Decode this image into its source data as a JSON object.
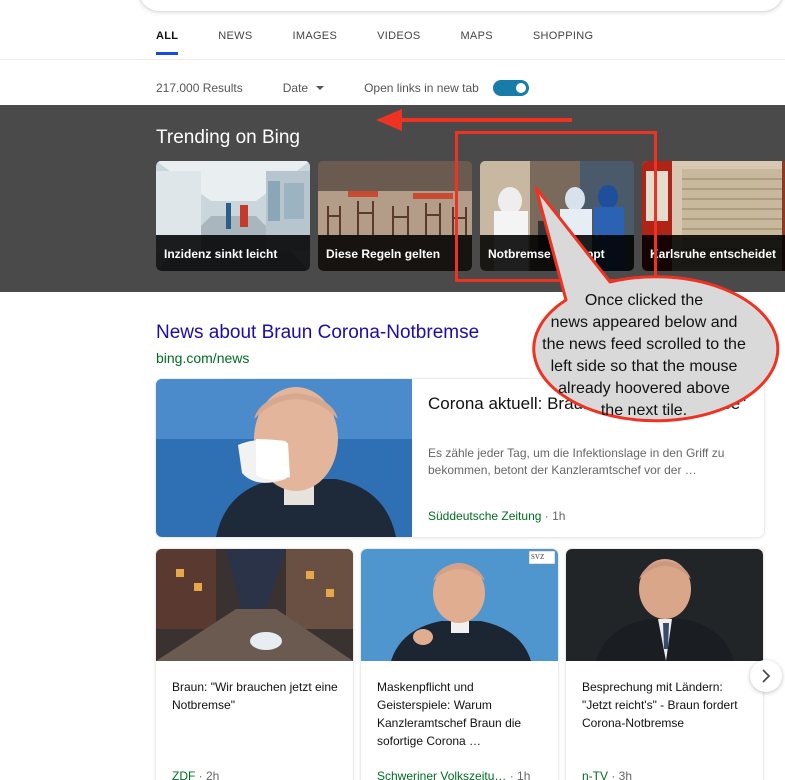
{
  "tabs": [
    {
      "label": "ALL",
      "active": true
    },
    {
      "label": "NEWS",
      "active": false
    },
    {
      "label": "IMAGES",
      "active": false
    },
    {
      "label": "VIDEOS",
      "active": false
    },
    {
      "label": "MAPS",
      "active": false
    },
    {
      "label": "SHOPPING",
      "active": false
    }
  ],
  "filters": {
    "results": "217.000 Results",
    "date_label": "Date",
    "new_tab_label": "Open links in new tab",
    "new_tab_enabled": true
  },
  "trending": {
    "title": "Trending on Bing",
    "tiles": [
      {
        "label": "Inzidenz sinkt leicht"
      },
      {
        "label": "Diese Regeln gelten"
      },
      {
        "label": "Notbremse gestoppt"
      },
      {
        "label": "Karlsruhe entscheidet"
      }
    ]
  },
  "news": {
    "title": "News about Braun Corona-Notbremse",
    "source_link": "bing.com/news",
    "main": {
      "headline": "Corona aktuell: Braun fordert \"Notbremse\"",
      "snippet": "Es zähle jeder Tag, um die Infektionslage in den Griff zu bekommen, betont der Kanzleramtschef vor der …",
      "source": "Süddeutsche Zeitung",
      "time": " · 1h"
    },
    "cards": [
      {
        "headline": "Braun: \"Wir brauchen jetzt eine Notbremse\"",
        "source": "ZDF",
        "time": " · 2h"
      },
      {
        "headline": "Maskenpflicht und Geisterspiele: Warum Kanzleramtschef Braun die sofortige Corona …",
        "source": "Schweriner Volkszeitu…",
        "time": " · 1h"
      },
      {
        "headline": "Besprechung mit Ländern: \"Jetzt reicht's\" - Braun fordert Corona-Notbremse",
        "source": "n-TV",
        "time": " · 3h"
      }
    ],
    "card_badge": "SVZ"
  },
  "annotation": {
    "text": "Once clicked the\nnews appeared below and\nthe news feed scrolled to the\nleft side so that the mouse\nalready hoovered above\nthe next tile.",
    "color": "#ee3322"
  },
  "icons": {
    "toggle": "toggle-switch-icon",
    "caret": "caret-down-icon",
    "next": "chevron-right-icon"
  }
}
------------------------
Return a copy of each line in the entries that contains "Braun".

■ **Solution to the exercise**:
    "title": "News about Braun Corona-Notbremse",
      "headline": "Corona aktuell: Braun fordert \"Notbremse\"",
        "headline": "Braun: \"Wir brauchen jetzt eine Notbremse\"",
        "headline": "Maskenpflicht und Geisterspiele: Warum Kanzleramtschef Braun die sofortige Corona …",
        "headline": "Besprechung mit Ländern: \"Jetzt reicht's\" - Braun fordert Corona-Notbremse",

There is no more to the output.